Kevin L. Hoover
Mad River Union
ARCATA – Seeking to reduce the number of butane-fueled explosions around town, the Arcata City Council is clamping down on sales of the flammable gas. Last week, the council heard about its uses and dangers, and introduced an ordinance to regulate the sale, purchase and possession of butane.
Arcata’s ordinance is similar to other ones enacted in other California towns, including Eureka. No state law exists to regulate butane sales. Voter-approved Prop. 64, which legalized cannabis use for recreational purposes, doesn’t cover chemical extraction of THC from cannabis. It could be legal for industrial use in Arcata’s Medical Marijuana Innovation Zone, but no applications have been submitted for butane hash oil extraction.
Butane is a solvent commonly used to extract THC from cannabis in the manufacture of hash oil, commonly known as “honey oil” or “BHO.” It can be used safely under controlled conditions, though many users don’t take proper precautions, resulting in injuries and property damage. The used canisters are often improperly discarded.
A presentation by Arcata Police Officer Richard Bergstresser, who serves on the Humboldt County Drug Task Force, detailed the common misuse and dangers of butane in hash oil extraction, offering a chemistry lesson followed by graphic photos of sloppy hash labs, some of them after they’ve blown up.
Bergstresser said hash lab operators are often careless in use of butane, which expands 288 times on going from liquid to gas. Even those who equip themselves with expensive pieces of butane/cannabis processing apparatus often don’t use them properly.
Odorless and invisible, butane sinks to the floor of enclosed spaces and saturates the clothing of those in the room. On ignition, it causes terrible burns.

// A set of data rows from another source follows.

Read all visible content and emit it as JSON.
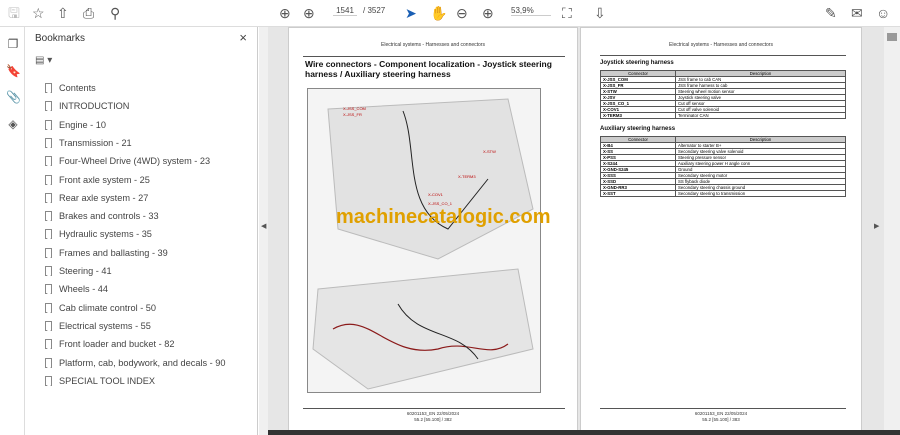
{
  "toolbar": {
    "page_current": "1541",
    "page_total": "/ 3527",
    "zoom": "53,9%",
    "icons": [
      "save-icon",
      "bookmark-star-icon",
      "upload-icon",
      "print-icon",
      "search-icon",
      "prev-page-icon",
      "next-page-icon",
      "select-cursor-icon",
      "hand-icon",
      "zoom-out-icon",
      "zoom-in-icon",
      "fit-page-icon",
      "read-mode-icon",
      "sign-icon",
      "email-icon",
      "account-icon"
    ]
  },
  "bookmarks": {
    "title": "Bookmarks",
    "close": "×",
    "options": "▤ ▾",
    "items": [
      "Contents",
      "INTRODUCTION",
      "Engine - 10",
      "Transmission - 21",
      "Four-Wheel Drive (4WD) system - 23",
      "Front axle system - 25",
      "Rear axle system - 27",
      "Brakes and controls - 33",
      "Hydraulic systems - 35",
      "Frames and ballasting - 39",
      "Steering - 41",
      "Wheels - 44",
      "Cab climate control - 50",
      "Electrical systems - 55",
      "Front loader and bucket - 82",
      "Platform, cab, bodywork, and decals - 90",
      "SPECIAL TOOL INDEX"
    ]
  },
  "left_page": {
    "header": "Electrical systems - Harnesses and connectors",
    "title": "Wire connectors - Component localization - Joystick steering harness / Auxiliary steering harness",
    "fig_labels": [
      "X-JSS_COM",
      "X-JSS_FR",
      "X-STW",
      "X-TERM3",
      "X-COV1",
      "X-JSS_CO_1"
    ],
    "footer1": "60201153_EN 22/05/2024",
    "footer2": "55.2 [55.100] / 382"
  },
  "right_page": {
    "header": "Electrical systems - Harnesses and connectors",
    "joystick_title": "Joystick steering harness",
    "aux_title": "Auxiliary steering harness",
    "col_connector": "Connector",
    "col_description": "Description",
    "joystick_rows": [
      [
        "X-JSS_COM",
        "JSS frame to cab CAN"
      ],
      [
        "X-JSS_FR",
        "JSS frame harness to cab"
      ],
      [
        "X-STW",
        "Steering wheel motion sensor"
      ],
      [
        "X-JSV",
        "Joystick steering valve"
      ],
      [
        "X-JSS_CO_1",
        "Cut off sensor"
      ],
      [
        "X-COV1",
        "Cut off valve solenoid"
      ],
      [
        "X-TERM3",
        "Terminator CAN"
      ]
    ],
    "aux_rows": [
      [
        "X-B4",
        "Alternator to starter B+"
      ],
      [
        "X-SS",
        "Secondary steering valve solenoid"
      ],
      [
        "X-PSS",
        "Steering pressure sensor"
      ],
      [
        "X-S244",
        "Auxiliary steering power H angle conn"
      ],
      [
        "X-GND-S245",
        "Ground"
      ],
      [
        "X-SSS",
        "Secondary steering motor"
      ],
      [
        "X-SSD",
        "SS flyback diode"
      ],
      [
        "X-GND-RR3",
        "Secondary steering chassis ground"
      ],
      [
        "X-SST",
        "Secondary steering to transmission"
      ]
    ],
    "footer1": "60201153_EN 22/05/2024",
    "footer2": "55.2 [55.100] / 383"
  },
  "watermark": "machinecatalogic.com"
}
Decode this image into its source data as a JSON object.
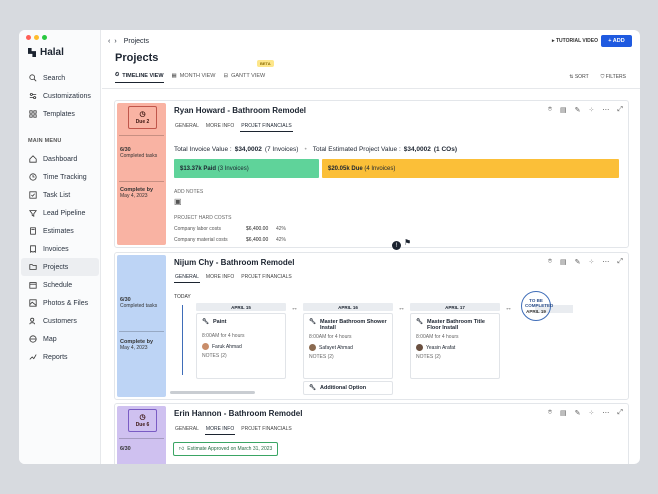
{
  "app": {
    "name": "Halal",
    "breadcrumb": "Projects",
    "add_label": "+ ADD",
    "tutorial_label": "▸ TUTORIAL VIDEO",
    "page_title": "Projects",
    "beta": "BETA"
  },
  "sidebar": {
    "top_items": [
      {
        "label": "Search",
        "icon": "search-icon"
      },
      {
        "label": "Customizations",
        "icon": "sliders-icon"
      },
      {
        "label": "Templates",
        "icon": "grid-icon"
      }
    ],
    "menu_heading": "MAIN MENU",
    "items": [
      {
        "label": "Dashboard",
        "icon": "dashboard-icon"
      },
      {
        "label": "Time Tracking",
        "icon": "clock-icon"
      },
      {
        "label": "Task List",
        "icon": "checklist-icon"
      },
      {
        "label": "Lead Pipeline",
        "icon": "pipeline-icon"
      },
      {
        "label": "Estimates",
        "icon": "calculator-icon"
      },
      {
        "label": "Invoices",
        "icon": "invoice-icon"
      },
      {
        "label": "Projects",
        "icon": "folder-icon",
        "active": true
      },
      {
        "label": "Schedule",
        "icon": "calendar-icon"
      },
      {
        "label": "Photos & Files",
        "icon": "image-icon"
      },
      {
        "label": "Customers",
        "icon": "users-icon"
      },
      {
        "label": "Map",
        "icon": "map-icon"
      },
      {
        "label": "Reports",
        "icon": "chart-icon"
      }
    ]
  },
  "views": [
    {
      "label": "TIMELINE VIEW",
      "active": true
    },
    {
      "label": "MONTH VIEW"
    },
    {
      "label": "GANTT VIEW"
    }
  ],
  "tools": {
    "sort": "SORT",
    "filters": "FILTERS"
  },
  "cards": [
    {
      "name": "Ryan Howard - Bathroom Remodel",
      "color": "#f9b3a3",
      "due": "Due 2",
      "completed": "6/30",
      "completed_label": "Completed tasks",
      "complete_by_label": "Complete by",
      "complete_by": "May 4, 2023",
      "tabs": [
        "GENERAL",
        "MORE INFO",
        "PROJET FINANCIALS"
      ],
      "active_tab": 2,
      "invoice_label": "Total Invoice Value :",
      "invoice_value": "$34,0002",
      "invoice_count": "(7 Invoices)",
      "estimate_label": "Total Estimated Project Value :",
      "estimate_value": "$34,0002",
      "estimate_cos": "(1 COs)",
      "paid_amount": "$13.37k Paid",
      "paid_count": "(3 Invoices)",
      "due_amount": "$20.05k Due",
      "due_count": "(4 Invoices)",
      "paid_fraction": 0.333,
      "add_notes": "ADD NOTES",
      "hard_costs": "PROJECT HARD COSTS",
      "costs": [
        {
          "label": "Company labor costs",
          "value": "$6,400.00",
          "pct": "42%"
        },
        {
          "label": "Company material costs",
          "value": "$6,400.00",
          "pct": "42%"
        }
      ]
    },
    {
      "name": "Nijum Chy - Bathroom Remodel",
      "color": "#bdd4f5",
      "completed": "6/30",
      "completed_label": "Completed tasks",
      "complete_by_label": "Complete by",
      "complete_by": "May 4, 2023",
      "tabs": [
        "GENERAL",
        "MORE INFO",
        "PROJET FINANCIALS"
      ],
      "active_tab": 0,
      "today": "TODAY",
      "columns": [
        {
          "date": "APRIL 15",
          "task": "Paint",
          "time": "8:00AM for 4 hours",
          "person": "Faruk Ahmad",
          "notes": "NOTES (2)"
        },
        {
          "date": "APRIL 16",
          "task": "Master Bathroom Shower Install",
          "time": "8:00AM for 4 hours",
          "person": "Safayet Ahmad",
          "notes": "NOTES (2)",
          "extra": "Additional Option"
        },
        {
          "date": "APRIL 17",
          "task": "Master Bathroom Title Floor Install",
          "time": "8:00AM for 4 hours",
          "person": "Yeasin Arafat",
          "notes": "NOTES (2)"
        }
      ],
      "tbc": "TO BE COMPLETED",
      "tbc_date": "APRIL 19"
    },
    {
      "name": "Erin Hannon - Bathroom Remodel",
      "color": "#cfc1f0",
      "due": "Due 6",
      "completed": "6/30",
      "tabs": [
        "GENERAL",
        "MORE INFO",
        "PROJET FINANCIALS"
      ],
      "active_tab": 1,
      "approved": "Estimate Approved on March 31, 2023"
    }
  ]
}
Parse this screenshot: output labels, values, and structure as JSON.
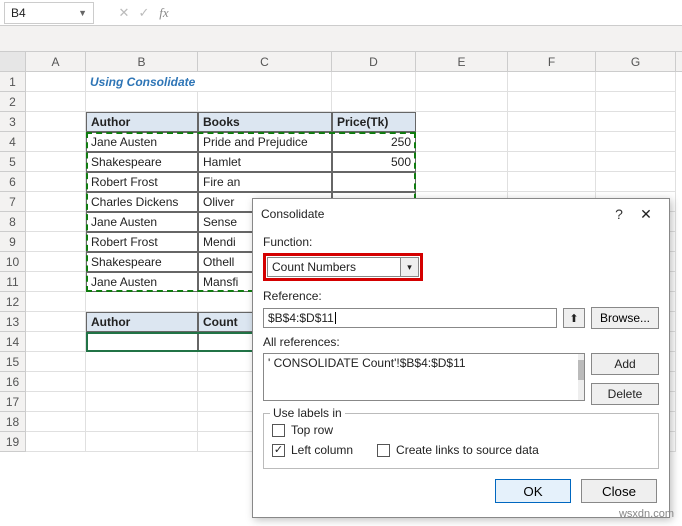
{
  "formula_bar": {
    "cell_ref": "B4",
    "fx_label": "fx",
    "value": ""
  },
  "columns": [
    "A",
    "B",
    "C",
    "D",
    "E",
    "F",
    "G"
  ],
  "col_widths": {
    "A": 60,
    "B": 112,
    "C": 134,
    "D": 84,
    "E": 92,
    "F": 88,
    "G": 80
  },
  "row_numbers": [
    1,
    2,
    3,
    4,
    5,
    6,
    7,
    8,
    9,
    10,
    11,
    12,
    13,
    14,
    15,
    16,
    17,
    18,
    19
  ],
  "title_text": "Using Consolidate Option",
  "table1": {
    "headers": [
      "Author",
      "Books",
      "Price(Tk)"
    ],
    "rows": [
      [
        "Jane Austen",
        "Pride and Prejudice",
        "250"
      ],
      [
        "Shakespeare",
        "Hamlet",
        "500"
      ],
      [
        "Robert Frost",
        "Fire an",
        ""
      ],
      [
        "Charles Dickens",
        "Oliver",
        ""
      ],
      [
        "Jane Austen",
        "Sense",
        ""
      ],
      [
        "Robert Frost",
        "Mendi",
        ""
      ],
      [
        "Shakespeare",
        "Othell",
        ""
      ],
      [
        "Jane Austen",
        "Mansfi",
        ""
      ]
    ]
  },
  "table2": {
    "headers": [
      "Author",
      "Count"
    ]
  },
  "dialog": {
    "title": "Consolidate",
    "labels": {
      "function": "Function:",
      "reference": "Reference:",
      "all_refs": "All references:",
      "use_labels": "Use labels in",
      "top_row": "Top row",
      "left_column": "Left column",
      "create_links": "Create links to source data"
    },
    "function_value": "Count Numbers",
    "reference_value": "$B$4:$D$11",
    "all_refs_items": [
      "' CONSOLIDATE Count'!$B$4:$D$11"
    ],
    "buttons": {
      "browse": "Browse...",
      "add": "Add",
      "delete": "Delete",
      "ok": "OK",
      "close": "Close"
    },
    "checks": {
      "top_row": false,
      "left_column": true,
      "create_links": false
    }
  },
  "watermark": "wsxdn.com",
  "chart_data": {
    "type": "table",
    "title": "Using Consolidate Option",
    "columns": [
      "Author",
      "Books",
      "Price(Tk)"
    ],
    "rows": [
      [
        "Jane Austen",
        "Pride and Prejudice",
        250
      ],
      [
        "Shakespeare",
        "Hamlet",
        500
      ],
      [
        "Robert Frost",
        "Fire an",
        null
      ],
      [
        "Charles Dickens",
        "Oliver",
        null
      ],
      [
        "Jane Austen",
        "Sense",
        null
      ],
      [
        "Robert Frost",
        "Mendi",
        null
      ],
      [
        "Shakespeare",
        "Othell",
        null
      ],
      [
        "Jane Austen",
        "Mansfi",
        null
      ]
    ]
  }
}
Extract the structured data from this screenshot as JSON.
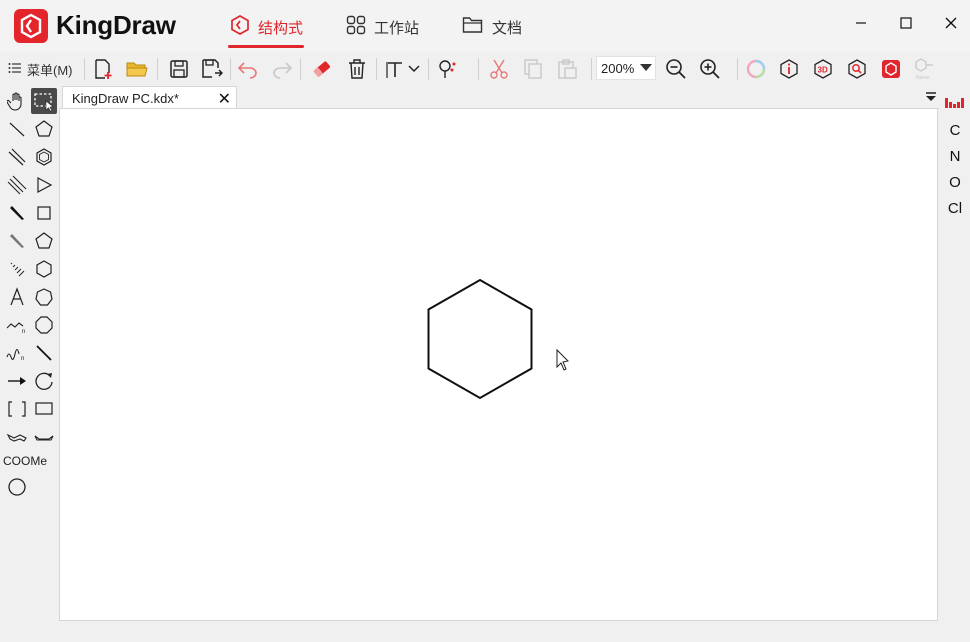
{
  "app": {
    "title": "KingDraw",
    "brand_color": "#e4262c"
  },
  "nav": {
    "tabs": [
      {
        "label": "结构式",
        "icon": "structure-icon",
        "active": true
      },
      {
        "label": "工作站",
        "icon": "workstation-icon",
        "active": false
      },
      {
        "label": "文档",
        "icon": "folder-icon",
        "active": false
      }
    ]
  },
  "toolbar": {
    "menu_label": "菜单(M)",
    "zoom_value": "200%",
    "items": [
      "new-file-icon",
      "open-folder-icon",
      "save-icon",
      "save-as-icon",
      "undo-icon",
      "redo-icon",
      "eraser-icon",
      "delete-icon",
      "text-tool-icon",
      "clean-structure-icon",
      "cut-icon",
      "copy-icon",
      "paste-icon",
      "zoom-out-icon",
      "zoom-in-icon",
      "color-ring-icon",
      "info-icon",
      "3d-view-icon",
      "search-structure-icon",
      "image-recognize-icon",
      "name-icon"
    ]
  },
  "left_tools": {
    "ester_label": "COOMe"
  },
  "document": {
    "tab_title": "KingDraw PC.kdx*",
    "close_symbol": "✕"
  },
  "elements": [
    "C",
    "N",
    "O",
    "Cl"
  ]
}
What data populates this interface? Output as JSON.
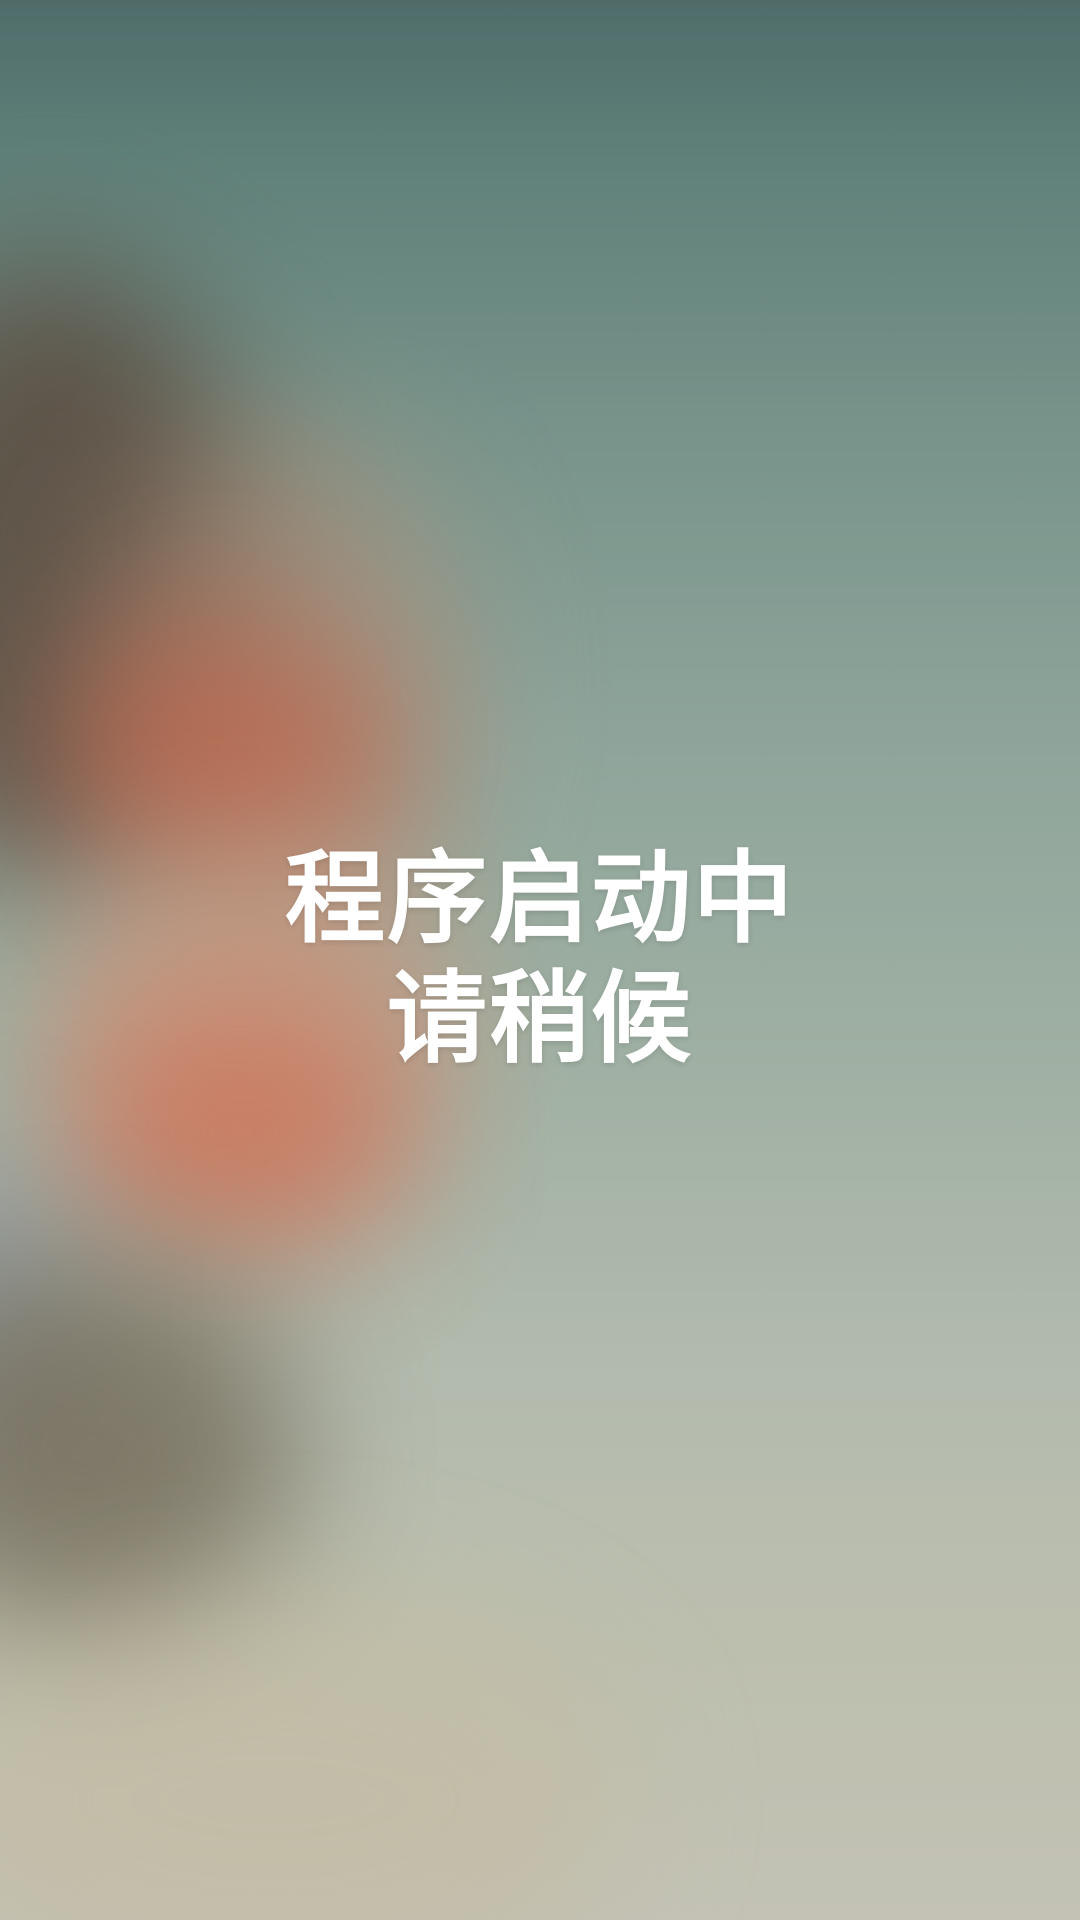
{
  "splash": {
    "line1": "程序启动中",
    "line2": "请稍候"
  },
  "colors": {
    "text": "#ffffff",
    "background_top": "#4f6c6a",
    "background_bottom": "#c3c2b5",
    "accent_red": "#cf7358"
  }
}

A council staff report by City Attorney Nancy Diamond notes that injuries from hash-related butane explosions account for 8 to 10 percent of severe burn cases – more than car wrecks and house fires combined.
Bergstresser showed photos of some of the residential lab explosions, which caused significant damage and put neighbors at risk.
A staff report included data on butane-related incidents in Arcata and McKinleyville. The first one listed occurred at an L.K. Wood Boulevard apartment building in 2005, and caused $150,000 in damage plus $17,534 in fire suppression costs. Butane explosions weren’t closely tracked by Arcata Fire until 2013. The last three years have seen two incidents each, causing hundreds of thousands of dollars in damage and “significant burns” to victims.
Diamond said the ordinance is a “first step,” and likened it to previous regulations implemented to restrict sales of pseudophederine, used in manufacture of methamphetamine. She noted that butane will still be available online, but suggested that sales to certain ZIP codes might be restricted later. Diamond said she would look into it.
Ordinance No. 1480 restricts butane sales to any single individual to 600 milliliters – about two cans per month – with purchasers’ names and addresses recorded. State-licensed professional users are exempted. Stores also have to keep butane canisters out of reach and can’t sell it to minors. An amendment added at the council meeting requires butane sellers to post a sign detailing the new sales restrictions.
City Manager Karen Diemer said the city met with some local butane sellers in November, though the city is always finding more. The ordinance was adjusted to reflect input from that meeting.
Councilmember Paul Pitino asked that the required sales records be collected from sellers after six months in order to ensure that the sales are being tracked. Councilmember Michael Winkler asked that retail sales be correlated with the sellers’ wholesale purchases to make sure that sales aren’t occurring without being recorded. Diamond said she would bring back language for a possible amendment that would verify compliance.